In another instance of art imitating real life, we saw an amazing number of badass women on both sides of the camera (on behalf of my gender, I apologize the many men who were assholes on screen and off this year). Moves aimed at fostering diversity and new perspectives in film took an important step forward this year. The result is a whole lot of newcomers especially internationally occupying our lists where many of the old guard (Spielberg, The Coens) took a back seat to emerging new voices.
This year was about empathy and perseverance. It was an ode to family stretching beyond traditional genetic lines (Shoplifters, Support The Girls), a plea for open-mindedness to adventure and opposing viewpoints (The Night is Short, First Reformed) and a demonstration of the human resiliency in pursuit of dreams and love (Shirkers, Cold War, Annihilation). On the flip side, The best of 2018 also taught us cautionary lessons. Things are not always what they seem and not everything should not always be taken at face value (Burning) and while ambition should be admired, be wary of your actions and those they effect in the pursuit of said ambition (The Favourite).
My list (and even our collective list as a whole) is a reflection of the human condition. A call to action for all of us to be better. If 2018 wasn’t your year, don’t lose hope because 2019 might be.
2018 in film signifies a significant change within the industry for representation that audiences have been clamoring for. From the ongoing #OscarsSoWhite controversy of previous years, to the statistically proven underrepresentation of directors who are women or people of color, 2018 was the year where we started to hear more of those voices, and they were not quiet.
2018 was the year where directors of color finally got the opportunity to say “Enough is enough” and they created powerful hard-hitting works of art that gave a collective middle finger to the status quo that has attempted to keep them down for decades. Some of this year’s best films were from veteran directors including Spike Lee’s Blackkklansman, Steve McQueen’s Widows, Barry Jenkins’ If Beale Street Could Talk, as well as other acclaimed films such as Boots Riley’s Sorry to Bother You, George Tillman Jr.’s The Hate U Give, and Carlos Lopez Estrada’s Blindspotting took opportunities to not only tell stories that feature actors of color, but also speak to issues that directly affect their community as a whole that have gone largely ignored for far too long.
Amidst all of the political and racial turmoil that seemed to dominate most of the cinematic landscape, there also existed a plethora of movies that reminded us of the positivity and love that still exists in the world and the ideals that we should strive towards such as Won’t You Be My Neighbor?, Hearts Beat Loud, and Paddington 2. In the words of everyone’s favorite marmalade-loving bear, “If we’re kind and polite, the world will be right.”

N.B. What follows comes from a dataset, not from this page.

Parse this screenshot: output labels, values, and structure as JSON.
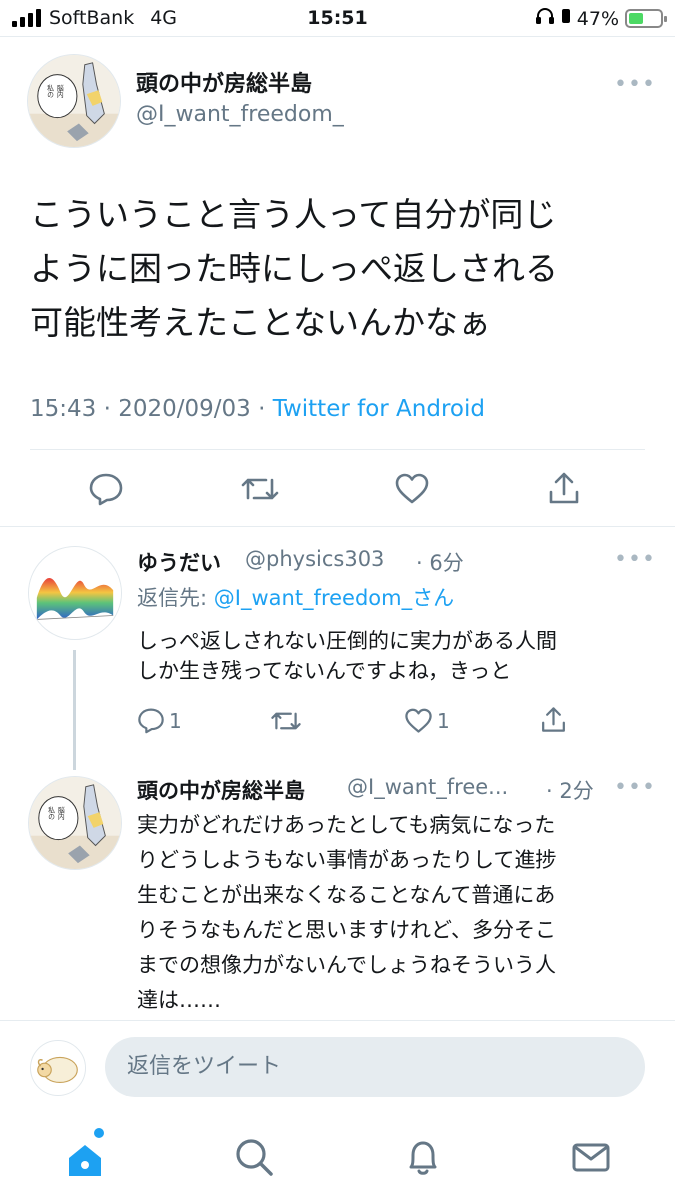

If there is one single theme to my ten best films of the year it is surely that of the complex, beautiful and sometimes ugly thing that is humanity. Indeed in all these films a central character is human emotion which informs our perspective into these varying titles. From the touching documentaries (Andre The Giant and Won’t You Be My Neighbor?), the satirical portraits (The Death of Stalin and Vice) to the emotional portraits of love and loss (A Star is Born and Dogman), what all these films have accentuated is that the richest stories arise from an examination of our lives as human beings.
This past cinematic year has been a journey of eclectic human emotions and each of my picks has showcased these feelings in their own unique way. Whether it be a scathing and mocking look at Soviet totalitarianism, the redemptive tale of an elderly man running drugs, a good natured little bear and his family, or a dog groomer attempting to escape a vile influence, heart has been at the core of my list of films. They all collectively paint an image of good, evil, sadness and hope. We create art to express ourselves as sentient, emotional beings and I see my top 10 list as a fitting snapshot of human emotion and thought provoking excursions at the movies.
Spider-Man: Into the Spider-Verse
The Incredibles 2
Isle of Dogs
Solo: A Star Wars Story
Summer of 84
It should be mentioned that I have barely been keeping up enough with 2018 films and that I am largely unhappy with my 10 slots